After Jesus’ death not one facet of the covenant agreement could be changed for a covenant contract can not be altered nor anything added or deleted (Galatians 3:15; Hebrews 9:16-17). So when Jesus died His disciples continued to observe His Sabbath according to God’s commandments (Luke 23:56) and according to His covenant of love for nothing had changed regarding His New Covenant requirements. His disciples continued to observe Sabbath and even the Gentiles in Asia understood much of the Sabbath and they sought that the Sabbath would be an ideal time to hear the gospel from Paul in Acts 13:14, 40-44. This continued on even to the time of John receiving visions on the Sabbath – God’s holy day (Isaiah 58:13).


An interesting issue seemed to spring up in the Galatians church and the church of Colossians and that there was salvation in the observance of keeping Sabbath as the way of salvation to the neglect of focusing on Christ and observing His ways and commandments out of love rather than works. In Colossians 2:14-17 there are concerns about the Sabbath as a way of saving oneself. Many people conclude that Sabbath is not one of the commandments of God any longer because they look for the Sabbath to be expressed in the style of the last six commandments as expressed in Romans 13:8-10. But the issue of Colossians 2 is outlined in verses 8, 18, 22 where Paul expresses that the commandments and traditions of men are not the standards of God. The 7th day Sabbath is not a shadow of things to come but a testimony of the fact that God is our Creator and demands our worship, and worship is required of God’s people forever and even in the new heavens and the new earth Sabbath will take place (Isaiah 66:23)

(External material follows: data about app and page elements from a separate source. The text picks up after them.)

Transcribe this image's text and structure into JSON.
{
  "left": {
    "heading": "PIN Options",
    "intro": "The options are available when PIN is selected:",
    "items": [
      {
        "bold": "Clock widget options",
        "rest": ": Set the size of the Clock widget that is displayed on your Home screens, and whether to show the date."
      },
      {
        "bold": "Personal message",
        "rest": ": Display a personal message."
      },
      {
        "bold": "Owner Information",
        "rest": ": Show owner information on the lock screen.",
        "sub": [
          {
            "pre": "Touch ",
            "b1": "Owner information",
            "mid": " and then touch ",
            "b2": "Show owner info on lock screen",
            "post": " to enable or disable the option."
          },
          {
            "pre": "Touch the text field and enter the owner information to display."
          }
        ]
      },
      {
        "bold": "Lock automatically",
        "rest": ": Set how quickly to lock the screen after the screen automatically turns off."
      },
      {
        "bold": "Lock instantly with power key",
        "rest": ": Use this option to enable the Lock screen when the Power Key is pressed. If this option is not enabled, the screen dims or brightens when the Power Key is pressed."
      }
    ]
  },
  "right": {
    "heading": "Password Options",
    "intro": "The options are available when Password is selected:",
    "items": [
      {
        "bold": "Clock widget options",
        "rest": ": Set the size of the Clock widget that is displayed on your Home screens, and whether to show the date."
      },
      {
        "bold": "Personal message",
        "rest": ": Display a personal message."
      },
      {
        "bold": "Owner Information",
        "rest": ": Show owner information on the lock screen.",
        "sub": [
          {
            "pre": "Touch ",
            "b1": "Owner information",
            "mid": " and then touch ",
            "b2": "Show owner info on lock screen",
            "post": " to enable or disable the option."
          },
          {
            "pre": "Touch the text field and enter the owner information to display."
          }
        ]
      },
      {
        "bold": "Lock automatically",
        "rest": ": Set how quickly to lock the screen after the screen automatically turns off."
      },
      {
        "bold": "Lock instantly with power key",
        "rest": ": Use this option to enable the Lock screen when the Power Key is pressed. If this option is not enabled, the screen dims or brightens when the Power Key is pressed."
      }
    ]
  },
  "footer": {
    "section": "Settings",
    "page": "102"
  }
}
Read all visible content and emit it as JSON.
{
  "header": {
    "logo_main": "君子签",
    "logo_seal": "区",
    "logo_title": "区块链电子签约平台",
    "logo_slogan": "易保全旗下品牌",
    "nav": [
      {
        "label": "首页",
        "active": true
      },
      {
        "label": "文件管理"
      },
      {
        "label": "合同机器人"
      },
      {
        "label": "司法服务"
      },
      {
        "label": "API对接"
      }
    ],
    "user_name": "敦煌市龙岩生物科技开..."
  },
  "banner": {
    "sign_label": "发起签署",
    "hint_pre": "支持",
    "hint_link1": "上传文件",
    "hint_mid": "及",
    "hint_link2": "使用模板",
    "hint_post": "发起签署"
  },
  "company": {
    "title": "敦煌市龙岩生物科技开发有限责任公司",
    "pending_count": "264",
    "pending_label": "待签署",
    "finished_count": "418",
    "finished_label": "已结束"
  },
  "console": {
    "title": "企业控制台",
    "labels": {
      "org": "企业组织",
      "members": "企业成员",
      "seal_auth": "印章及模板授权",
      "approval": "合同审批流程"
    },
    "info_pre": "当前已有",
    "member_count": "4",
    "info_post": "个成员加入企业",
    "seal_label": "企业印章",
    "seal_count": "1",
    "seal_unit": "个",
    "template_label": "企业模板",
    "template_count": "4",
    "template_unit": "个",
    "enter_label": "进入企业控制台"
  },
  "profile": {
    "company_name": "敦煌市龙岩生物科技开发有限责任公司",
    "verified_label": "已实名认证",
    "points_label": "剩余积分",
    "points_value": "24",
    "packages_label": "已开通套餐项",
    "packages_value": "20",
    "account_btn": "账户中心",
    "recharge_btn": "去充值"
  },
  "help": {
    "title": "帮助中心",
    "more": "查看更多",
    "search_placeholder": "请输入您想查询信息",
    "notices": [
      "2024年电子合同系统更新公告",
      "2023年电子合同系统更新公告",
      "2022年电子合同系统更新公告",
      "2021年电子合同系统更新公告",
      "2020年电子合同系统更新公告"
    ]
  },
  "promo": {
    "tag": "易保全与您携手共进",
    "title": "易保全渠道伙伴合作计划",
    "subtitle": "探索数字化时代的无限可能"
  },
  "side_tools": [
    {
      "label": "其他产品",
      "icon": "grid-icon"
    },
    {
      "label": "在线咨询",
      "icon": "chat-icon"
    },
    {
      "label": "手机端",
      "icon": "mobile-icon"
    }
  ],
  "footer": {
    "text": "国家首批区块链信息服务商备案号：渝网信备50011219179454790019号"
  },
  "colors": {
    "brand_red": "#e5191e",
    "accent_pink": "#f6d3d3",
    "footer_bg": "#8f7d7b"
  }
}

Now that we have a little better awareness of the 7th day Sabbath let us go back to Samson. The 30 companions had intimidated Samson’s wife to the point that she harassed Samson into telling her the answer to the riddle for she did not know Samson’s God and she tried to defend herself from her kinsmen by manipulation and compromise rather than by resting in the care of Jehovah – the Christ of I Corinthians 10:1-4 – the essence of Sabbath rest. Once she received the answer from the man of God, on God’s 7th day, then they took that information and answered the parable by works of deceit rather than by the awe of Jesus’ gospel. As a result of her cheat, she, as well as Samson, set in motion the early stages of the deliverance of Israel from submission to the Philistines. This is another aspect of Sabbath – deliverance from slavery to sin (Deuteronomy 5:12-15). This is the essence of the gospel parable that Samson shared during the marriage festival and that was proclaimed on that Sabbath day in Judges 14:18 for even though it was uttered through sinful mouths and unconverted hearts the gospel was still being spread through the world on God’s holy Sabbath day (Matthew 12:10-13).